One of the most memorable scenes in the movie, known as the "How am I funny?" scene was not in the script. Joe Pesci came up with the routine during rehearsals and the lines were transcribed into script form so that when the scene was shot the dialogue would have maximum impact. Unlike other scenes in the movie, this one was shot with two cameras so it would cut better instead of having to do different takes for different camera setups. Pesci was apparently not that interested in the movie except in terms of what he could bring to it and clearly he brought a lot since he pretty much stole the movie ("What do you want? A leg or a wing?"). Apparently Warner Brothers studio head Terry Semel was angered upon coming onto the set and seeing a scene had been added that the studio had not approved and he punished the production by not letting them shoot the Tampa zoo scene in Tampa (it was shot in Queens with a fake sign and palm trees added to indicate it was in Tampa).

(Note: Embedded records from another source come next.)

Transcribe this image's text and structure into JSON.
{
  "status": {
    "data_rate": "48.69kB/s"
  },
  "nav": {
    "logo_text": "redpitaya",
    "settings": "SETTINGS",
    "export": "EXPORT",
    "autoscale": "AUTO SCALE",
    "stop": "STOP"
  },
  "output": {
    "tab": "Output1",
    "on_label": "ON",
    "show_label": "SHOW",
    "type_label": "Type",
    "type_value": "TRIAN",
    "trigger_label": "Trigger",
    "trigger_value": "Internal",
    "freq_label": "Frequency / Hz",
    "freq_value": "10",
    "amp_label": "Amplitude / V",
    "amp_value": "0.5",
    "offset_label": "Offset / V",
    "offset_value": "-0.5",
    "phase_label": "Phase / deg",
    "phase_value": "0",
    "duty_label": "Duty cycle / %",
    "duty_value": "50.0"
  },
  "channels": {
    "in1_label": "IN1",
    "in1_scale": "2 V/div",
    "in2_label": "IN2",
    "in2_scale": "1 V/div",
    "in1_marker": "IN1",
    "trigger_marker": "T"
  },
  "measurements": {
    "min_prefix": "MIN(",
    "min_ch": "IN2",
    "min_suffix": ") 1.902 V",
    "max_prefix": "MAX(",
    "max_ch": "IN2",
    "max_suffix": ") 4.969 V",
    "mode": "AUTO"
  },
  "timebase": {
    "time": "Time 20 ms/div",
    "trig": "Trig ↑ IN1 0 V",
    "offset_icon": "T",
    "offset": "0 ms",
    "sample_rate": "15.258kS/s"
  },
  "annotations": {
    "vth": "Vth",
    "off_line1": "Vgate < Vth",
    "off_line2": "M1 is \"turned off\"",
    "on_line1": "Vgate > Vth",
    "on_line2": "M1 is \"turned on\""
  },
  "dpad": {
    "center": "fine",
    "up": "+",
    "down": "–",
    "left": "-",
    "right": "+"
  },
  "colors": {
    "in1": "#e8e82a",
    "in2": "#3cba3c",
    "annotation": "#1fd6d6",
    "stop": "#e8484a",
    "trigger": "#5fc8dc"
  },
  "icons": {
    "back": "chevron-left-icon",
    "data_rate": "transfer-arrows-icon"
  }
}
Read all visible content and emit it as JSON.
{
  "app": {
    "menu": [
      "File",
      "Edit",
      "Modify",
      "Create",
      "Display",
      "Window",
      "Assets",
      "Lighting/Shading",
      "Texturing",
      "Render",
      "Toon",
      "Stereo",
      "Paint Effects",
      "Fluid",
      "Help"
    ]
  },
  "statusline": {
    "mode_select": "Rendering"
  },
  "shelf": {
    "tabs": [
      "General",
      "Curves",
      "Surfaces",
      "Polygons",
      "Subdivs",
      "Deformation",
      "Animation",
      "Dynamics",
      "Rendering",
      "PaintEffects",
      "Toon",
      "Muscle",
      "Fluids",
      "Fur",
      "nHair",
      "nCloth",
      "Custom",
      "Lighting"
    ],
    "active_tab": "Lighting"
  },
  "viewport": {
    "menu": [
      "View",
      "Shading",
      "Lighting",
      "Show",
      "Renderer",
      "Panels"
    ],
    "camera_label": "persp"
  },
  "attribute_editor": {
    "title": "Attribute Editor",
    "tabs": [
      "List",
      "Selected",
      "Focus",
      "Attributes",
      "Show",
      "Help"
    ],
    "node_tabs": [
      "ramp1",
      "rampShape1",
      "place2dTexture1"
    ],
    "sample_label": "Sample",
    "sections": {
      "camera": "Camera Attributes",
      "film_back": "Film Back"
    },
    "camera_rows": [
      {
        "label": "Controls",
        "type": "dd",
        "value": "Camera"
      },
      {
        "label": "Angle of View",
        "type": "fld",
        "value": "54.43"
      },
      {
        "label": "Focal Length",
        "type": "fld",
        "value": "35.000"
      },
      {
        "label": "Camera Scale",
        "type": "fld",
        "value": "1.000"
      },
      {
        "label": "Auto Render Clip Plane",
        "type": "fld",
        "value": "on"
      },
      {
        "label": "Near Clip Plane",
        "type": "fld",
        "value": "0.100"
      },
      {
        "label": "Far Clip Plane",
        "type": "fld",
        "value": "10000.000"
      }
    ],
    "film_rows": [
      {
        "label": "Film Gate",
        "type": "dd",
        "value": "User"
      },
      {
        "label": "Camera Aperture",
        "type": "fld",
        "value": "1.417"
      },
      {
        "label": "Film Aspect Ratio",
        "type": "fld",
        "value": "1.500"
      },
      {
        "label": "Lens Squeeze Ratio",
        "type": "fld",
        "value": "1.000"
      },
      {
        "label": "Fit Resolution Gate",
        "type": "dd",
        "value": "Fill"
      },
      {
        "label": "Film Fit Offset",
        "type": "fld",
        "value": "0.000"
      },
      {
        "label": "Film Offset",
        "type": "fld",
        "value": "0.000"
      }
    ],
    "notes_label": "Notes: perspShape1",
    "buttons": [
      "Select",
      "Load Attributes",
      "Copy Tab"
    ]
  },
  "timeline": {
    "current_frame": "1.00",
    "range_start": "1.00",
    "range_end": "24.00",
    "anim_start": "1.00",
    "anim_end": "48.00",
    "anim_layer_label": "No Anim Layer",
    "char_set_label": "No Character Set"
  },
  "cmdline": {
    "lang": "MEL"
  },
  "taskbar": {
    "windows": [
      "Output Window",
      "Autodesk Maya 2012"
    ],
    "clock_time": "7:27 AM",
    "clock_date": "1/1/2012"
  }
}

The famous scene where Ray Liotta and Lorraine Bracco enter the Copacabana night club in one continuous shot was actually not originally planned to be as long as it was in the final movie. The cinematographer Michael Ballhaus, who had previously shot many films for German new wave director Rainer Werner Fassbinder, saw the possibility of adding the camera going through the dimly lit hallway in through the kitchen and doing a 360 degree turn. Set to the The Ronettes ”And Then He Kissed Me,” the shot begins with Ray Liotta giving his car keys to a valet in a reverse homage to the shot in Alfred Hitchcock’s Notorious (1946) which ends in a close-up of a key in Ingrid Bergman’s hand.
Some of the actors in the movie had connections to real life crime. Tony Darrow, born Anthony Borghese, played Sonny who owns the bamboo lounge restaurant that Paulie ends up taking over to protect Sonny from Joe Pesci‘s crazy Tommy DeVito (and then the place gets torched). Borghese, anassociate of the Gambino crime family, was indicted in 2009 at the age of 70 for extortion.
There are numerous interesting things about the cast. For one thing, Scorsese wanted Ray Liotta to play Henry Hill but producer Irwin Winkler was not so sure, given that Liotta had not done that many movies in his career at that time, save for the memorably menacing role he played in Jonathan Demme's Something Wild in 1986. One night when Winkler was out to dinner, Liotta approached him in the restaurant and after speaking for ten minutes, Winkler was convinced to cast him in the movie. Winkler's own wife plays the wife of ill-fated Morrie the wig maker in the movie (you might also remember her in Scorsese's The King of Comedy as the office receptionist who keeps mispronouncing Rupert Pupkin's name). By the way, Chuck Low who played Morrie was apparently the owner of the building Robert De Niro lived in. Another guy who got his acting start in GoodFellas was a former deli owner names Johnny Williams, whose character was given the name of his real-life nickname at the time, "Johnny Roastbeef." He's the guy who pisses off De Niro by buying his wife a pink Cadillac after a big score and he had been told not to bring any attention by spending money. Williams has been appearing in movies non-stop thanks to his appearance in GoodFellas, including the terrific movie Green Book (2018) in which he played "Fat Paulie."
GoodFellas has many actors in it who later went on to The Sopranos, including Lorraine Bracco (Karen Hill), Michael Imperioli (Spider), Tony Sirico (Tony Stacks), Vincent Pastore (who is seen so briefly that his character didn't have a name) and others. Frank Vincent, who plays Billy Batts in the movie (the guy who tells Joe Pesci to go get his shine box) and who also appeared in The Sopranos, first worked with Joe Pesci in a 1978 movie called The Death Collector, which was the first time De Niro ever saw Joe Pesci and who he is still making movies with when Pesci comes out of retirement, such as 2019's The Irishmen.
I don't want to spoil any of the other surprises in this terrific book. I really enjoy these books that dive so deeply into movies like this. I hope Glenn Kenny writes more of them.